--- START ---

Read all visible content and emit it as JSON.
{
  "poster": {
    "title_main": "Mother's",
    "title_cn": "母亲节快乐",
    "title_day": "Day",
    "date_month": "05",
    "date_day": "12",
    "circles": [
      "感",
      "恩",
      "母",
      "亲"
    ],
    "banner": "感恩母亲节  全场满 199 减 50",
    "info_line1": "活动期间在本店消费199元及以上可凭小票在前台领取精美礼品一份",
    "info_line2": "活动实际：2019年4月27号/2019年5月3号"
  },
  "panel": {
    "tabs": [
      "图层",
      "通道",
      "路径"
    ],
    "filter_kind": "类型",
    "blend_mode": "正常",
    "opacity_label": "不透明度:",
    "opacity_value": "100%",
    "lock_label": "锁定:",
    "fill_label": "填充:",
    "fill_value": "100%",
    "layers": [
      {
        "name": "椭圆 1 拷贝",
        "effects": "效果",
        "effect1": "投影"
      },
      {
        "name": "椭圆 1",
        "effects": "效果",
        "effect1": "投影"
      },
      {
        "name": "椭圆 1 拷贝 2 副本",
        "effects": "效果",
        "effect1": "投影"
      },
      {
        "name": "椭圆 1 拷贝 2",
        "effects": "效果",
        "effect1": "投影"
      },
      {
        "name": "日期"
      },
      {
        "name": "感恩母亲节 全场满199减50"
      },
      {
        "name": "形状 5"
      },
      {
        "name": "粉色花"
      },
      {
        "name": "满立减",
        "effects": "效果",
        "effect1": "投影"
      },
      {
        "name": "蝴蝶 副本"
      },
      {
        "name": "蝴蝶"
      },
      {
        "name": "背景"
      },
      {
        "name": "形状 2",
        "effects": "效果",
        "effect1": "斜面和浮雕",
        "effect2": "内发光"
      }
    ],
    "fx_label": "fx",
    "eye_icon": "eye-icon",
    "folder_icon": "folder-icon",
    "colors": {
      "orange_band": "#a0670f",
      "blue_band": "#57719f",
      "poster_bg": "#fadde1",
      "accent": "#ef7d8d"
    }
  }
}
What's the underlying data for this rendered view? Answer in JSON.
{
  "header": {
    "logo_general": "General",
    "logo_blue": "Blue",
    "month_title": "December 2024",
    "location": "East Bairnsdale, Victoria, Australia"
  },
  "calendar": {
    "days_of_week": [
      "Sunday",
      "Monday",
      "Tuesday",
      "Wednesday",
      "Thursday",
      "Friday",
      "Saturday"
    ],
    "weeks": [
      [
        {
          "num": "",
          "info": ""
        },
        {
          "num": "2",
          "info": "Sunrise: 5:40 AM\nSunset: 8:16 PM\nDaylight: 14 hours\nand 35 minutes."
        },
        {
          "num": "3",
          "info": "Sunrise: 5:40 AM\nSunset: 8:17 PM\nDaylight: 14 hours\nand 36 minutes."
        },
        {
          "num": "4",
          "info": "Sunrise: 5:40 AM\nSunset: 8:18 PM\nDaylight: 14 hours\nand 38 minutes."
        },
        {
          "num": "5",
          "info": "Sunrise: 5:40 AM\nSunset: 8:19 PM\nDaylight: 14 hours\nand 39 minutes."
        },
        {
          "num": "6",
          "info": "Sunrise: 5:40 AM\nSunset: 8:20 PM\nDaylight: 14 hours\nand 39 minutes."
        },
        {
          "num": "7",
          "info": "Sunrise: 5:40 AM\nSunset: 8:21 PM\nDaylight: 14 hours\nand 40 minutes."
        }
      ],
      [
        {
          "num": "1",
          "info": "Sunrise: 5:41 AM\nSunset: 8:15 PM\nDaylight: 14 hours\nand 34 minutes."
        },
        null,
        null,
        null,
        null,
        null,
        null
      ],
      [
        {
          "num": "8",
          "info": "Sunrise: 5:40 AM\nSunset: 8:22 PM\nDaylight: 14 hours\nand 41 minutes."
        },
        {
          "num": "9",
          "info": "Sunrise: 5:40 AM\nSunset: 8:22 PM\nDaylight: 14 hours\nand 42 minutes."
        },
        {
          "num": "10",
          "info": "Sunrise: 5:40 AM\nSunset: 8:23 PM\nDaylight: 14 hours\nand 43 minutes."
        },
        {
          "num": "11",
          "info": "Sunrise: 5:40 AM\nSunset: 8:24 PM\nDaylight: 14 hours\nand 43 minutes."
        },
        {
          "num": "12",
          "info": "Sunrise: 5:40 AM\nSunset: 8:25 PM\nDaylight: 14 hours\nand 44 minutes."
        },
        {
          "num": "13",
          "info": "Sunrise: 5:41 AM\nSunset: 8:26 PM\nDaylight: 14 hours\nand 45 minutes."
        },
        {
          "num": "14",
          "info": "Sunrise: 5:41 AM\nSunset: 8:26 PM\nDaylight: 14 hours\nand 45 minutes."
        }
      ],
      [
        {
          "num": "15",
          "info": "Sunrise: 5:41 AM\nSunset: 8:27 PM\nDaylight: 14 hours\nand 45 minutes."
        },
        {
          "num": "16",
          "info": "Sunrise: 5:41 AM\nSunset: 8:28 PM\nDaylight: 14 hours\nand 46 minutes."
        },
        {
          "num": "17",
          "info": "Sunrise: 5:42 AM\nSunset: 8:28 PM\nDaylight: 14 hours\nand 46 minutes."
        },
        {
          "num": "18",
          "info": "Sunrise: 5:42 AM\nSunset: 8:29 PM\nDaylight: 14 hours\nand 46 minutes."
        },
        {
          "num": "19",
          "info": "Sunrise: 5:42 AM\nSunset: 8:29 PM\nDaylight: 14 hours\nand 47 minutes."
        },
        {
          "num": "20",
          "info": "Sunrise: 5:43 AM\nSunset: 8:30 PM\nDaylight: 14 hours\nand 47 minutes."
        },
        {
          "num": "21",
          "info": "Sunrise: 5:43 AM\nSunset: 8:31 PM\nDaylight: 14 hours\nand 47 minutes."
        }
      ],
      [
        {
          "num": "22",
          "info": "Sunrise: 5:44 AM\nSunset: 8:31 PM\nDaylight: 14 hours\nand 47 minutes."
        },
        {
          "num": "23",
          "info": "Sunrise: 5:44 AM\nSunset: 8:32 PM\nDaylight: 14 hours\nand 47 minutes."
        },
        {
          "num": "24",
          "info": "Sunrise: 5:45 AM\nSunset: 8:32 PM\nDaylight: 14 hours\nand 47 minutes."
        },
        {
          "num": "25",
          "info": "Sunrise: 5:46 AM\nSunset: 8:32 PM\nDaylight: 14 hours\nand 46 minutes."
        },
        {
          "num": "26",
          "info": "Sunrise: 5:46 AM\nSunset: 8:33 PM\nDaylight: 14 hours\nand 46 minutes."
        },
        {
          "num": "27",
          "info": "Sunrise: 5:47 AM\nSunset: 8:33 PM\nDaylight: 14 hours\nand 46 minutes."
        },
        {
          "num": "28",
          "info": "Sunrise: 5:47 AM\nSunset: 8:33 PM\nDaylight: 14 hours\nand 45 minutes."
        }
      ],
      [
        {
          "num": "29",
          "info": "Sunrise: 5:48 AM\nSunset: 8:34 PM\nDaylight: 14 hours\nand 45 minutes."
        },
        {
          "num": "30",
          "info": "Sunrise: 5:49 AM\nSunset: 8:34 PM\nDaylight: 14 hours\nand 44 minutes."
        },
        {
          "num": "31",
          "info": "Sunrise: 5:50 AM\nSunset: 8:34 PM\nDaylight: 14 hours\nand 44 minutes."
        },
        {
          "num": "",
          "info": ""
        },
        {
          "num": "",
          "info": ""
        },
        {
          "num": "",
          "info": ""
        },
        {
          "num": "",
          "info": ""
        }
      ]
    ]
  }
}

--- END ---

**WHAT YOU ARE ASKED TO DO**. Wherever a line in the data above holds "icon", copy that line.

**RESPONSE FOR THIS EXERCISE**.
    "eye_icon": "eye-icon",
    "folder_icon": "folder-icon",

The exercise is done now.